▶ **Exercise**
Every record below, from the first line to the last, is to be set down again exactly.

Data about app and page elements

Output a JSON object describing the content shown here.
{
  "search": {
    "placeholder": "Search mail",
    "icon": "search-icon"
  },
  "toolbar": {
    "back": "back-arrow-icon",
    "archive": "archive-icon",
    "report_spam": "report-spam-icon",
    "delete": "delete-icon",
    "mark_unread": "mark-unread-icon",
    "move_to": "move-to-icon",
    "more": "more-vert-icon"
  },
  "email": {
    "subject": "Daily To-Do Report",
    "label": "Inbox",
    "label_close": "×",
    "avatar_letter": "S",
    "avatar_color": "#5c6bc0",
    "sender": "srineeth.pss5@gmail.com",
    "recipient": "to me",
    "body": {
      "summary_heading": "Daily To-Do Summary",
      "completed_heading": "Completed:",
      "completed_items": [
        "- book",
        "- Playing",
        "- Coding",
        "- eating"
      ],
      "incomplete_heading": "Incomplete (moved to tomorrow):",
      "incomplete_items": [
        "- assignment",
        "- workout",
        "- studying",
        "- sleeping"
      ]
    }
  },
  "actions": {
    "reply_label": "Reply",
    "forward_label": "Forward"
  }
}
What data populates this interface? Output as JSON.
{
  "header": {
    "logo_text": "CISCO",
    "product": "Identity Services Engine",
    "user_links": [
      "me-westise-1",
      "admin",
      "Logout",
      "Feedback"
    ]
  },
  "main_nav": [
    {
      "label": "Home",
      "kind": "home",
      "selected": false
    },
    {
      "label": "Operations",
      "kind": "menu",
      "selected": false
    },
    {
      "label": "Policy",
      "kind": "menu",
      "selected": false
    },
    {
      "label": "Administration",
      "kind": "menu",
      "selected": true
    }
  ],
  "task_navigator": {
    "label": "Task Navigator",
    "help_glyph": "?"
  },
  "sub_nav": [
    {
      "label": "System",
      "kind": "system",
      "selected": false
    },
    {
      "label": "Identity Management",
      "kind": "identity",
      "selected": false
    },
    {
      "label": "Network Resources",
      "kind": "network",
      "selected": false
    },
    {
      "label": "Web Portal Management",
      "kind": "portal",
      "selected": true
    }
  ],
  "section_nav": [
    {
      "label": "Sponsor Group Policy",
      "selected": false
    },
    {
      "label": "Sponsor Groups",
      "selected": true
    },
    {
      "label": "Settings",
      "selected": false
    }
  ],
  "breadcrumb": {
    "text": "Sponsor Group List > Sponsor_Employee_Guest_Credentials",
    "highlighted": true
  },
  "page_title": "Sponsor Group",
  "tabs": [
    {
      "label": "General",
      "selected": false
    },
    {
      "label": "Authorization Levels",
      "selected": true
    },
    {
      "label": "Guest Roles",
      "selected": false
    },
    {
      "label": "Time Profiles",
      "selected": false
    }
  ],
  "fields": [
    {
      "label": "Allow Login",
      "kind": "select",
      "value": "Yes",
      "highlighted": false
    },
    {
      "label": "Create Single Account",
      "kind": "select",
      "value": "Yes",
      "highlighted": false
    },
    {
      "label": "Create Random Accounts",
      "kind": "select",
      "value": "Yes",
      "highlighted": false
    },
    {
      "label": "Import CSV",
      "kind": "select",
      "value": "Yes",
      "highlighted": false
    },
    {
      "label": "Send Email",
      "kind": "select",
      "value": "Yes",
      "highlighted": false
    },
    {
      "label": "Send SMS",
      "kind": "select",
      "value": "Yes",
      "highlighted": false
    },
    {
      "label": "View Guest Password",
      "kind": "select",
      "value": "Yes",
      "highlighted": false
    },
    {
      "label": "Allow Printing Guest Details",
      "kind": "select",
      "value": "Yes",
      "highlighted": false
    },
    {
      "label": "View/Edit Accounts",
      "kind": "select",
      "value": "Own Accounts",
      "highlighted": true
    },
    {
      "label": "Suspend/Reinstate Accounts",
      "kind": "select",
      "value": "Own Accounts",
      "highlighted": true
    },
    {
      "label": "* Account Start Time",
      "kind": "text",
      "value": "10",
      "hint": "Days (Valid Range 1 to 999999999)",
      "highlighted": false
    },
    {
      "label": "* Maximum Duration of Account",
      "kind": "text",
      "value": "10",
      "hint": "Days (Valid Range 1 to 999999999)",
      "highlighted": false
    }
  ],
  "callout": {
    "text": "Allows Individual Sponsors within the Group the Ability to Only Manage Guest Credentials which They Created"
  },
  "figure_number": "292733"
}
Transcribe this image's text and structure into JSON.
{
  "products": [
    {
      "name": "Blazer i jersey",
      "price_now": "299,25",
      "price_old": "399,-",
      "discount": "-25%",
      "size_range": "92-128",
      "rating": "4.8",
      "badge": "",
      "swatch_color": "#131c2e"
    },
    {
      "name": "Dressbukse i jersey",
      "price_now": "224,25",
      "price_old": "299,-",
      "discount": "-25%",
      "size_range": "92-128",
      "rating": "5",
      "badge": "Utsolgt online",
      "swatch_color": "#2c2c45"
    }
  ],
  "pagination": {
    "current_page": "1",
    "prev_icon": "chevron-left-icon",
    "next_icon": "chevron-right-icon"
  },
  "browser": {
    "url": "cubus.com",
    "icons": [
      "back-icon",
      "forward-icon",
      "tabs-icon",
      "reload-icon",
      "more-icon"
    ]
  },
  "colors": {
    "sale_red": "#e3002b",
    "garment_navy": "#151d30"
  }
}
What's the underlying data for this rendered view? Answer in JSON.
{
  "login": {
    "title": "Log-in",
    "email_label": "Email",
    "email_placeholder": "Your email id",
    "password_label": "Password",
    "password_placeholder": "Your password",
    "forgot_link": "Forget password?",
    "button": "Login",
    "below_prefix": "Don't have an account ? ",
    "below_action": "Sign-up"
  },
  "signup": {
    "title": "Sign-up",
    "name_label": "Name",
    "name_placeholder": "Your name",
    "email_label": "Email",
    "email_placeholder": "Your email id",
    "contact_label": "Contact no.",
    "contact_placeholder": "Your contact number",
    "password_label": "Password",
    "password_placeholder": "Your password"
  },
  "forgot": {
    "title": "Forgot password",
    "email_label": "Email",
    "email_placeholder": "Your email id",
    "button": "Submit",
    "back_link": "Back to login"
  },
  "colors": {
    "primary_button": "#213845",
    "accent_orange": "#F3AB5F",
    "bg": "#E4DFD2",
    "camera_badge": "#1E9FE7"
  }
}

▶ **Response area**
Output a JSON object describing the content shown here.
{
  "search": {
    "placeholder": "Search mail",
    "icon": "search-icon"
  },
  "toolbar": {
    "back": "back-arrow-icon",
    "archive": "archive-icon",
    "report_spam": "report-spam-icon",
    "delete": "delete-icon",
    "mark_unread": "mark-unread-icon",
    "move_to": "move-to-icon",
    "more": "more-vert-icon"
  },
  "email": {
    "subject": "Daily To-Do Report",
    "label": "Inbox",
    "label_close": "×",
    "avatar_letter": "S",
    "avatar_color": "#5c6bc0",
    "sender": "srineeth.pss5@gmail.com",
    "recipient": "to me",
    "body": {
      "summary_heading": "Daily To-Do Summary",
      "completed_heading": "Completed:",
      "completed_items": [
        "- book",
        "- Playing",
        "- Coding",
        "- eating"
      ],
      "incomplete_heading": "Incomplete (moved to tomorrow):",
      "incomplete_items": [
        "- assignment",
        "- workout",
        "- studying",
        "- sleeping"
      ]
    }
  },
  "actions": {
    "reply_label": "Reply",
    "forward_label": "Forward"
  }
}
What data populates this interface? Output as JSON.
{
  "header": {
    "logo_text": "CISCO",
    "product": "Identity Services Engine",
    "user_links": [
      "me-westise-1",
      "admin",
      "Logout",
      "Feedback"
    ]
  },
  "main_nav": [
    {
      "label": "Home",
      "kind": "home",
      "selected": false
    },
    {
      "label": "Operations",
      "kind": "menu",
      "selected": false
    },
    {
      "label": "Policy",
      "kind": "menu",
      "selected": false
    },
    {
      "label": "Administration",
      "kind": "menu",
      "selected": true
    }
  ],
  "task_navigator": {
    "label": "Task Navigator",
    "help_glyph": "?"
  },
  "sub_nav": [
    {
      "label": "System",
      "kind": "system",
      "selected": false
    },
    {
      "label": "Identity Management",
      "kind": "identity",
      "selected": false
    },
    {
      "label": "Network Resources",
      "kind": "network",
      "selected": false
    },
    {
      "label": "Web Portal Management",
      "kind": "portal",
      "selected": true
    }
  ],
  "section_nav": [
    {
      "label": "Sponsor Group Policy",
      "selected": false
    },
    {
      "label": "Sponsor Groups",
      "selected": true
    },
    {
      "label": "Settings",
      "selected": false
    }
  ],
  "breadcrumb": {
    "text": "Sponsor Group List > Sponsor_Employee_Guest_Credentials",
    "highlighted": true
  },
  "page_title": "Sponsor Group",
  "tabs": [
    {
      "label": "General",
      "selected": false
    },
    {
      "label": "Authorization Levels",
      "selected": true
    },
    {
      "label": "Guest Roles",
      "selected": false
    },
    {
      "label": "Time Profiles",
      "selected": false
    }
  ],
  "fields": [
    {
      "label": "Allow Login",
      "kind": "select",
      "value": "Yes",
      "highlighted": false
    },
    {
      "label": "Create Single Account",
      "kind": "select",
      "value": "Yes",
      "highlighted": false
    },
    {
      "label": "Create Random Accounts",
      "kind": "select",
      "value": "Yes",
      "highlighted": false
    },
    {
      "label": "Import CSV",
      "kind": "select",
      "value": "Yes",
      "highlighted": false
    },
    {
      "label": "Send Email",
      "kind": "select",
      "value": "Yes",
      "highlighted": false
    },
    {
      "label": "Send SMS",
      "kind": "select",
      "value": "Yes",
      "highlighted": false
    },
    {
      "label": "View Guest Password",
      "kind": "select",
      "value": "Yes",
      "highlighted": false
    },
    {
      "label": "Allow Printing Guest Details",
      "kind": "select",
      "value": "Yes",
      "highlighted": false
    },
    {
      "label": "View/Edit Accounts",
      "kind": "select",
      "value": "Own Accounts",
      "highlighted": true
    },
    {
      "label": "Suspend/Reinstate Accounts",
      "kind": "select",
      "value": "Own Accounts",
      "highlighted": true
    },
    {
      "label": "* Account Start Time",
      "kind": "text",
      "value": "10",
      "hint": "Days (Valid Range 1 to 999999999)",
      "highlighted": false
    },
    {
      "label": "* Maximum Duration of Account",
      "kind": "text",
      "value": "10",
      "hint": "Days (Valid Range 1 to 999999999)",
      "highlighted": false
    }
  ],
  "callout": {
    "text": "Allows Individual Sponsors within the Group the Ability to Only Manage Guest Credentials which They Created"
  },
  "figure_number": "292733"
}
Transcribe this image's text and structure into JSON.
{
  "products": [
    {
      "name": "Blazer i jersey",
      "price_now": "299,25",
      "price_old": "399,-",
      "discount": "-25%",
      "size_range": "92-128",
      "rating": "4.8",
      "badge": "",
      "swatch_color": "#131c2e"
    },
    {
      "name": "Dressbukse i jersey",
      "price_now": "224,25",
      "price_old": "299,-",
      "discount": "-25%",
      "size_range": "92-128",
      "rating": "5",
      "badge": "Utsolgt online",
      "swatch_color": "#2c2c45"
    }
  ],
  "pagination": {
    "current_page": "1",
    "prev_icon": "chevron-left-icon",
    "next_icon": "chevron-right-icon"
  },
  "browser": {
    "url": "cubus.com",
    "icons": [
      "back-icon",
      "forward-icon",
      "tabs-icon",
      "reload-icon",
      "more-icon"
    ]
  },
  "colors": {
    "sale_red": "#e3002b",
    "garment_navy": "#151d30"
  }
}
What's the underlying data for this rendered view? Answer in JSON.
{
  "login": {
    "title": "Log-in",
    "email_label": "Email",
    "email_placeholder": "Your email id",
    "password_label": "Password",
    "password_placeholder": "Your password",
    "forgot_link": "Forget password?",
    "button": "Login",
    "below_prefix": "Don't have an account ? ",
    "below_action": "Sign-up"
  },
  "signup": {
    "title": "Sign-up",
    "name_label": "Name",
    "name_placeholder": "Your name",
    "email_label": "Email",
    "email_placeholder": "Your email id",
    "contact_label": "Contact no.",
    "contact_placeholder": "Your contact number",
    "password_label": "Password",
    "password_placeholder": "Your password"
  },
  "forgot": {
    "title": "Forgot password",
    "email_label": "Email",
    "email_placeholder": "Your email id",
    "button": "Submit",
    "back_link": "Back to login"
  },
  "colors": {
    "primary_button": "#213845",
    "accent_orange": "#F3AB5F",
    "bg": "#E4DFD2",
    "camera_badge": "#1E9FE7"
  }
}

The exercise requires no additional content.